Isn’t it all just one big dance? : Review of Voyager
Choreographer Ame Henderson, composer Jennifer Castle, and the Toronto Dance Theatre (Toronto), presented “Voyager” at this year’s Festival TransAmériques. This collaboration depicts a marriage between music and dance in its demonstration of what happens when both are composed simultaneously.
In a space, Agora de la danse, that looks like a theatre, as well as a lecture hall, as well as a luxurious living space, has chairs that appear to be placed haphazardly over it’s black wood floors. A beautiful piano rests downstage right. The chairs are plain black office chairs with metal armrests, typical of any office.
The crowd is quite chattery and, unlike most, sits concentrated at the front of the theatre. — A rather full house.
Being alone, but creating together.
Nine dancers, dispersed, much like the chairs
“Whimsical music from the nineties” is the lyric following the Alanis Morrisette reference “a fork, and 10,000 spoons.”
Piano, harmonica, and grocery bag audibly accompany the dancers.
Pop culture references as elements we live by, as elements that shape us; what pulls us together, even in our loneliness.
11 chairs on the stage, as chairs receive a shout-out in the lyrics.
Lyrics that are composed from a stream of consciousness in 25 to 30 pages. Unedited. Unrevised.
A shoutout to Montreal spiral staircases gets a chuckle from the audience.
I sit satisfied in believing that the goal of this piece is achieved.
While the dancers are on stage together, they are dispersed, as if they are alone.
A challenge between space and time.

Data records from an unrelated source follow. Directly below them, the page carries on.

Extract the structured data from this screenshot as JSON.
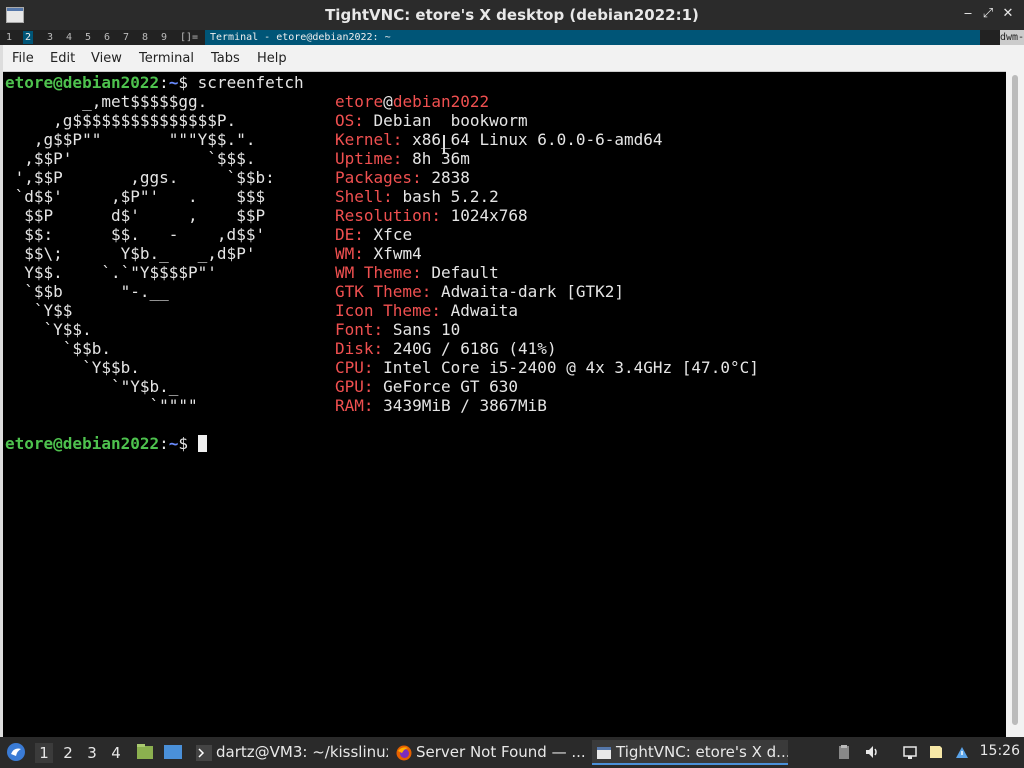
{
  "vnc": {
    "title": "TightVNC: etore's X desktop (debian2022:1)",
    "min": "‒",
    "max": "⤢",
    "close": "✕"
  },
  "dwm": {
    "tags": [
      "1",
      "2",
      "3",
      "4",
      "5",
      "6",
      "7",
      "8",
      "9"
    ],
    "layout": "[]=",
    "window_title": "Terminal - etore@debian2022: ~",
    "status": "dwm-"
  },
  "terminal": {
    "menu": [
      "File",
      "Edit",
      "View",
      "Terminal",
      "Tabs",
      "Help"
    ],
    "prompt_user": "etore@debian2022",
    "prompt_sep": ":",
    "prompt_path": "~",
    "prompt_dollar": "$ ",
    "command": "screenfetch",
    "logo": [
      "        _,met$$$$$gg.",
      "     ,g$$$$$$$$$$$$$$$P.",
      "   ,g$$P\"\"       \"\"\"Y$$.\".",
      "  ,$$P'              `$$$.",
      " ',$$P       ,ggs.     `$$b:",
      " `d$$'     ,$P\"'   .    $$$",
      "  $$P      d$'     ,    $$P",
      "  $$:      $$.   -    ,d$$'",
      "  $$\\;      Y$b._   _,d$P'",
      "  Y$$.    `.`\"Y$$$$P\"'",
      "  `$$b      \"-.__",
      "   `Y$$",
      "    `Y$$.",
      "      `$$b.",
      "        `Y$$b.",
      "           `\"Y$b._",
      "               `\"\"\"\""
    ],
    "info_user": "etore",
    "info_at": "@",
    "info_host": "debian2022",
    "info": [
      {
        "label": "OS:",
        "value": "Debian  bookworm"
      },
      {
        "label": "Kernel:",
        "value": "x86_64 Linux 6.0.0-6-amd64"
      },
      {
        "label": "Uptime:",
        "value": "8h 36m"
      },
      {
        "label": "Packages:",
        "value": "2838"
      },
      {
        "label": "Shell:",
        "value": "bash 5.2.2"
      },
      {
        "label": "Resolution:",
        "value": "1024x768"
      },
      {
        "label": "DE:",
        "value": "Xfce"
      },
      {
        "label": "WM:",
        "value": "Xfwm4"
      },
      {
        "label": "WM Theme:",
        "value": "Default"
      },
      {
        "label": "GTK Theme:",
        "value": "Adwaita-dark [GTK2]"
      },
      {
        "label": "Icon Theme:",
        "value": "Adwaita"
      },
      {
        "label": "Font:",
        "value": "Sans 10"
      },
      {
        "label": "Disk:",
        "value": "240G / 618G (41%)"
      },
      {
        "label": "CPU:",
        "value": "Intel Core i5-2400 @ 4x 3.4GHz [47.0°C]"
      },
      {
        "label": "GPU:",
        "value": "GeForce GT 630"
      },
      {
        "label": "RAM:",
        "value": "3439MiB / 3867MiB"
      }
    ]
  },
  "panel": {
    "workspaces": [
      "1",
      "2",
      "3",
      "4"
    ],
    "tasks": [
      {
        "label": "dartz@VM3: ~/kisslinux",
        "icon": "terminal-icon"
      },
      {
        "label": "Server Not Found — ...",
        "icon": "firefox-icon"
      },
      {
        "label": "TightVNC: etore's X d...",
        "icon": "vnc-window-icon"
      }
    ],
    "clock": "15:26"
  }
}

While they share a space, they lie very much in their own spheres; universes. To re-stage the piece nine times, once with each dancer, would not be absurd. To re-stage it with any number of dancers would not seem absurd. Adding or removing dancers would still have the piece make sense, so long as the invisible thread between them remains. I can’t quite put my finger on what that invisible thread that binds these individuals together is, but that liminal space is clearly filled.
Illustrates when one individual is present in what they are doing, they are available to falling into synchronicity with the others. And this remains true regardless of where the ‘other’ is in the space or what the other is doing. These elements are those that make anything in art or life reassuringly beautiful. Anything goes if you keep going with you.
It is possible to maintain awareness of each individual in the space, but impossible to be with each individual, as a spectator. By keeping an eye on one dancer, they become the protagonist, while the others play background or might as well be coexisting elsewhere. For instance, if we were to imagine a fine curtain as a room divider.
A knock knock joke makes it into the lyrics. Haha!
“I can do two things at once” is the lyric as my mind says “It’s like challenging yourself to be here and there.” — But you can’t.
Funnily, I entered the space with an internal conversation about life and art. As I read the interview in the program, before the show, I felt I would enjoy the exploration I was about to engage with. However, with the space fully lit, audience members checking their phones, shaking their heads, and getting up to leave becomes a part of the show. And although I am enjoying my experience and love that the lit space allows me to note any thought that floats passed, I can’t ignore the experience of my fellow audience members and encourage anyone seeing the show this evening to glance at the interview beforehand. If you’re able to stay for the artist talk back tomorrow, I’m jealous. And to the girl that walked out, I have the utmost respect for you. I respect that you respect your needs and wants enough to know you need to be dancing elsewhere for yourself and not here for anyone else.
That, to me, was beautiful.
Upon leaving, I overheard someone say “Everyone was watching the clock in there.” Why? Who’s making you? What invisible threads are keeping you bound anywhere at any time?